Website and app data records
--

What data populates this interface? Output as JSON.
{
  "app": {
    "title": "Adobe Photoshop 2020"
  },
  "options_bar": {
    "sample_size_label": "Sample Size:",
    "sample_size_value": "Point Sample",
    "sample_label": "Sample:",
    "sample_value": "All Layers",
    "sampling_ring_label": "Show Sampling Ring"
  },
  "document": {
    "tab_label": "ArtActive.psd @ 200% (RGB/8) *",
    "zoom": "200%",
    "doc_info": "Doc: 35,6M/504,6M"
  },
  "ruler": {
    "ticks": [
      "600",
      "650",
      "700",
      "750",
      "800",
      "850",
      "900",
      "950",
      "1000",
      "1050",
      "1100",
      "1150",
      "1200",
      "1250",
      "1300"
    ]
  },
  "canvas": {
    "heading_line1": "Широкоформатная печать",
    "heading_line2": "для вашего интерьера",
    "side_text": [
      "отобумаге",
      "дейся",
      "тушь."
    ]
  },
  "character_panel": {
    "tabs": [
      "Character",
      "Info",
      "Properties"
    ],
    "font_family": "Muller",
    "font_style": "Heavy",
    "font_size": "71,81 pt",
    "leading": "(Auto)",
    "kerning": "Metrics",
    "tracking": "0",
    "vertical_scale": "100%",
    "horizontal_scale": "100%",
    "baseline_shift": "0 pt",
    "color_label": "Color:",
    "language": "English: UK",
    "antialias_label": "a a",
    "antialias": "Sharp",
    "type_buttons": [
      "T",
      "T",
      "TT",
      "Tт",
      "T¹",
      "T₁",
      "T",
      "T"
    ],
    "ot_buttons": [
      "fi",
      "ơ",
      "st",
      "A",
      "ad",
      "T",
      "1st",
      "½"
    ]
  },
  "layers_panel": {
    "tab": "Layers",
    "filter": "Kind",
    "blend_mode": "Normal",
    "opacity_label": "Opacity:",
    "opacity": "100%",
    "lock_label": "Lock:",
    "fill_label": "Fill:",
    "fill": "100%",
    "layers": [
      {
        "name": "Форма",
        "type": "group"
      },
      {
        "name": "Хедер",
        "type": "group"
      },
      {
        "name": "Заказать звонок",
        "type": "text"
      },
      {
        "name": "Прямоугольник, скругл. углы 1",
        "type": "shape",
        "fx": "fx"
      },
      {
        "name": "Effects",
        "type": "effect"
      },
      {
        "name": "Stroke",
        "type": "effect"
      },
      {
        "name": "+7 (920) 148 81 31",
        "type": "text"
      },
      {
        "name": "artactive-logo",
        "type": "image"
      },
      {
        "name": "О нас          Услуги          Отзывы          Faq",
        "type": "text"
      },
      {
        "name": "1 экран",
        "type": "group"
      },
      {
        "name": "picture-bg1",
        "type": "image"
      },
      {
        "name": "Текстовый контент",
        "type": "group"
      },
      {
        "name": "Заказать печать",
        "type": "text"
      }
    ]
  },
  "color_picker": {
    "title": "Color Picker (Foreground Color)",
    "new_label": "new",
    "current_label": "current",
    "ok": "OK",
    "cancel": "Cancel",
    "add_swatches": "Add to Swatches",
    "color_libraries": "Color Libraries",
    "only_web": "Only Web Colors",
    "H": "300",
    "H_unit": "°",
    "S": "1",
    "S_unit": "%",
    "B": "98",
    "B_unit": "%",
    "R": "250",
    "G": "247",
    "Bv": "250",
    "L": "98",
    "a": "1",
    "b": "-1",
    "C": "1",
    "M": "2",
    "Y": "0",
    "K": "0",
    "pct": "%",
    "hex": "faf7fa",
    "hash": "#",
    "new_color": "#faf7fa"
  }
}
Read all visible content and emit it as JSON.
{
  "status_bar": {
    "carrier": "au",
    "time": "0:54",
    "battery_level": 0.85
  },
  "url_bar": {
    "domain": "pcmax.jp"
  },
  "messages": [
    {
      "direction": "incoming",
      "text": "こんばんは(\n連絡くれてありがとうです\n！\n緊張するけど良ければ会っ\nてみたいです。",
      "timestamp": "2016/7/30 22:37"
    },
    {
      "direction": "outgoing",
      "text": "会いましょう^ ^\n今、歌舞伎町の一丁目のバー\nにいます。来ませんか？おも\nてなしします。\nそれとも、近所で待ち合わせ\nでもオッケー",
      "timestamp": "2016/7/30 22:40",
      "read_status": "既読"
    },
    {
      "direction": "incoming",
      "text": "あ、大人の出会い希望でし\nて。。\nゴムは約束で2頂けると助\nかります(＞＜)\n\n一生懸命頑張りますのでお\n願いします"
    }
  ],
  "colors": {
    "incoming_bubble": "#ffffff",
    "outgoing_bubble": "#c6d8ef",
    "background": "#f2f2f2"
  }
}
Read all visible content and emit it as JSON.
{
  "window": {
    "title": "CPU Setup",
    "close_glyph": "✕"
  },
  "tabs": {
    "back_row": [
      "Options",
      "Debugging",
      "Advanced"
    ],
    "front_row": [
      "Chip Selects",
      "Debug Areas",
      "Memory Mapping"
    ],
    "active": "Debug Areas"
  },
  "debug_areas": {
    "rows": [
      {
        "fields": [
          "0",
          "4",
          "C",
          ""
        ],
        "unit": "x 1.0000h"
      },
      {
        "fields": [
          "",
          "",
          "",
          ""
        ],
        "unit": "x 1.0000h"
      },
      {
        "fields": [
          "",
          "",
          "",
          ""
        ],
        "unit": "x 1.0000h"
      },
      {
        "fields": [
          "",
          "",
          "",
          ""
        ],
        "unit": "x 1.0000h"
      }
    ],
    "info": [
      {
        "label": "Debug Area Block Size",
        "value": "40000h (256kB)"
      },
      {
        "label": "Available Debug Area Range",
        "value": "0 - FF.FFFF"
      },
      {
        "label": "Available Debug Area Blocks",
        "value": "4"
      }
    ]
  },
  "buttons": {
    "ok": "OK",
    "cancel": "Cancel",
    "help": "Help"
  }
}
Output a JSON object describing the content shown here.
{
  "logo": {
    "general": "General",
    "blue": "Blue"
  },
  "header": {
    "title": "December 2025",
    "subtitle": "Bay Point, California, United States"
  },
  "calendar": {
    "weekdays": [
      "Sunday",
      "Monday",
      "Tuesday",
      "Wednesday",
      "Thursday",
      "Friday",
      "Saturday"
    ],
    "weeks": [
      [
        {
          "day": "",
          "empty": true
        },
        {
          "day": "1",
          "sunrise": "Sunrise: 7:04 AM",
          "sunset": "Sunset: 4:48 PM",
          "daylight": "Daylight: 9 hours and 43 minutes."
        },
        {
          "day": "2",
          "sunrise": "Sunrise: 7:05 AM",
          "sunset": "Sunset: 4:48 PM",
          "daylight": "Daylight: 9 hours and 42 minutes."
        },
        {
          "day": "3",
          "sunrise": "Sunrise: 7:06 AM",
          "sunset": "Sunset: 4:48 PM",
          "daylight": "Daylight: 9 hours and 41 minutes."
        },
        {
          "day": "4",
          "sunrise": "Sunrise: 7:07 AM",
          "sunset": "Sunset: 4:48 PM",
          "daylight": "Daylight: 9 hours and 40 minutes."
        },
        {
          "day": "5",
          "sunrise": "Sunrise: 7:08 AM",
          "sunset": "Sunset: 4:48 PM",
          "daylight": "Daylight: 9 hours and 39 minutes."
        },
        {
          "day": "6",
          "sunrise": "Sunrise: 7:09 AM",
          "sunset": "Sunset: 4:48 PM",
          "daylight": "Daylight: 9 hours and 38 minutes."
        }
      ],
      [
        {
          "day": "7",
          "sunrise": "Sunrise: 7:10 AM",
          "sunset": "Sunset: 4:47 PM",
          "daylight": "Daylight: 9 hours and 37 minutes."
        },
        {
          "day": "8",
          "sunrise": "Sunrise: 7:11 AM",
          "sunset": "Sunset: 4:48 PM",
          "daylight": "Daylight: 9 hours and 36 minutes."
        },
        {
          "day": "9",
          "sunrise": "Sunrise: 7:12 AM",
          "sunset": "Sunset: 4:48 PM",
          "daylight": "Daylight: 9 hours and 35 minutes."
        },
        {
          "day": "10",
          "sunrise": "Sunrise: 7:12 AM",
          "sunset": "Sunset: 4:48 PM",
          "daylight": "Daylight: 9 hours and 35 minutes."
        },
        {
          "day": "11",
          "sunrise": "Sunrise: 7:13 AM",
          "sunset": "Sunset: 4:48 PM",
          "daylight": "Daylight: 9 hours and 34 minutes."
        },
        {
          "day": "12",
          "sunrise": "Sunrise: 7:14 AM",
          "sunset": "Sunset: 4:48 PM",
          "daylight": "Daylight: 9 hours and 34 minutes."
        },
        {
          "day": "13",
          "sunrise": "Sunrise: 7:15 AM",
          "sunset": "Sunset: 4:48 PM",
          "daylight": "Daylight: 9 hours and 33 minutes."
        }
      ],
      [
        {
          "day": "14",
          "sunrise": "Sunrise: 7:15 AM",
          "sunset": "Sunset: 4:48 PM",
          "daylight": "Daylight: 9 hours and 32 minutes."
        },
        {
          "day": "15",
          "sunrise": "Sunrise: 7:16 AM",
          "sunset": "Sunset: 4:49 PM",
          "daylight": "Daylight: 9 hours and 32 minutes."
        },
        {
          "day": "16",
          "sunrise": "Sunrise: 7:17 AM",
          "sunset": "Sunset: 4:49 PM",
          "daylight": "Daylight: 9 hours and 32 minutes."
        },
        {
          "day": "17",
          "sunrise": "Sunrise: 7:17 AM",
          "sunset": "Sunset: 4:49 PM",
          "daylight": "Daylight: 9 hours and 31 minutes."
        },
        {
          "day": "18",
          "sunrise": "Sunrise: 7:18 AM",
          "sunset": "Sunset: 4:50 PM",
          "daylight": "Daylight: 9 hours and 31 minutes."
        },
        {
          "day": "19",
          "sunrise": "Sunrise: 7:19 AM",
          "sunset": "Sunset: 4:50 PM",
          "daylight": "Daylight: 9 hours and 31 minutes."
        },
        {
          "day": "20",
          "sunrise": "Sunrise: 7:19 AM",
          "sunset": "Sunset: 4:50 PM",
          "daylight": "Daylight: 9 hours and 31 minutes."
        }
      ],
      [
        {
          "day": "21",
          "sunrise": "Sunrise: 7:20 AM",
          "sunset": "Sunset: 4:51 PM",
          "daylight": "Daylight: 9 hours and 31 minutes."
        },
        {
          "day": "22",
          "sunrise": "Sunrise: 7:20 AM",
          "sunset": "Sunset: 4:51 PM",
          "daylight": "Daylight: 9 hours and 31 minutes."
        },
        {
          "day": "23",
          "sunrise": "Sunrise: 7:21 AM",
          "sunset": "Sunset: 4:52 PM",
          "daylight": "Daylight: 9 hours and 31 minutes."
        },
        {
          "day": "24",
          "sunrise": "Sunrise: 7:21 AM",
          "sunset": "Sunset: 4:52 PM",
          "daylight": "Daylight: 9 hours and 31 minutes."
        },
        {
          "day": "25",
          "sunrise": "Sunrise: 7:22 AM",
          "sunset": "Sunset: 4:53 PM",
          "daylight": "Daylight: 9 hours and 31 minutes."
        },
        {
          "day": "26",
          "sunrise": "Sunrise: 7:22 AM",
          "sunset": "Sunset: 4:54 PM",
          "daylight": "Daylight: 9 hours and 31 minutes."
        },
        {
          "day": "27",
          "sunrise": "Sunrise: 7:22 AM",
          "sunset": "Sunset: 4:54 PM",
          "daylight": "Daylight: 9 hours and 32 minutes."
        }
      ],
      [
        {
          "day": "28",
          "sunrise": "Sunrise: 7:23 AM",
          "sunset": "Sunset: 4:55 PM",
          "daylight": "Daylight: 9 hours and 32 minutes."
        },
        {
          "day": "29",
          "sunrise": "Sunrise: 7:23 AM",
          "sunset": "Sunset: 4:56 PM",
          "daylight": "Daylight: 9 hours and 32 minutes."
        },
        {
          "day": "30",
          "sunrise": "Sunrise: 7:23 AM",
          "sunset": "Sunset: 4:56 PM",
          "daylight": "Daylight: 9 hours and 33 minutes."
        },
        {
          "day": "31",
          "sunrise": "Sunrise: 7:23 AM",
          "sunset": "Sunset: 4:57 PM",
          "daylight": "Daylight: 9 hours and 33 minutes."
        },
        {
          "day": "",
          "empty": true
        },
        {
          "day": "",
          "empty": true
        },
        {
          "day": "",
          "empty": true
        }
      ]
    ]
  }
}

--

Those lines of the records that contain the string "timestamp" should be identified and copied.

      "timestamp": "2016/7/30 22:37"
      "timestamp": "2016/7/30 22:40",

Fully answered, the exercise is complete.